▶ _TASK DETAILS_
Only lines holding "tonnes" are wanted; copy each of them from the records below.

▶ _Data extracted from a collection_
--- START ---

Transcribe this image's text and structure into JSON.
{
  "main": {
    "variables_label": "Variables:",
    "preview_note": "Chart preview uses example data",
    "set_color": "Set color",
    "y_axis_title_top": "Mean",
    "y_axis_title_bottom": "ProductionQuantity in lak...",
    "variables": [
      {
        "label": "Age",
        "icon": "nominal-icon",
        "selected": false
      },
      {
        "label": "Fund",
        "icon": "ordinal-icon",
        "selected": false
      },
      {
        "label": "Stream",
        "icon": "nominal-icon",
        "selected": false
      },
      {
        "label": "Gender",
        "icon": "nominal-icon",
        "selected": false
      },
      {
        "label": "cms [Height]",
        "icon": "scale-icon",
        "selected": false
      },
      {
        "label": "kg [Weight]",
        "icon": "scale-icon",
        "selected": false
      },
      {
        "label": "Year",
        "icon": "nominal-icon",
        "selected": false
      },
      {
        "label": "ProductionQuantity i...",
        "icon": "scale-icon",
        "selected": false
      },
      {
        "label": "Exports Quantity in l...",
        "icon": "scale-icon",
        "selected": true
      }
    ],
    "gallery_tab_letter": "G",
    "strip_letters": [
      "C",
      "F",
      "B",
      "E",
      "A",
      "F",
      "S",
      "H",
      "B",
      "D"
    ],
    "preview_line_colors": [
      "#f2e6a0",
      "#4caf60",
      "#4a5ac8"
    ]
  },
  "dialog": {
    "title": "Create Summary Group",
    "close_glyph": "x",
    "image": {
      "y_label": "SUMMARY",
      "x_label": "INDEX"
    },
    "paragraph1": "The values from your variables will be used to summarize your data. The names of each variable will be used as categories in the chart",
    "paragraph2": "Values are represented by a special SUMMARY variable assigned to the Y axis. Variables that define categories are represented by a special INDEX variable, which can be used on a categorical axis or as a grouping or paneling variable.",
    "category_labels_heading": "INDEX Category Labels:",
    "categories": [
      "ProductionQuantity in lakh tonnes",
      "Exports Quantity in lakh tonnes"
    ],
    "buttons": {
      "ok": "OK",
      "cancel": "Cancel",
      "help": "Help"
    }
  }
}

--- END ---

▶ _RESULT OF THIS EXERCISE_
      "ProductionQuantity in lakh tonnes",
      "Exports Quantity in lakh tonnes"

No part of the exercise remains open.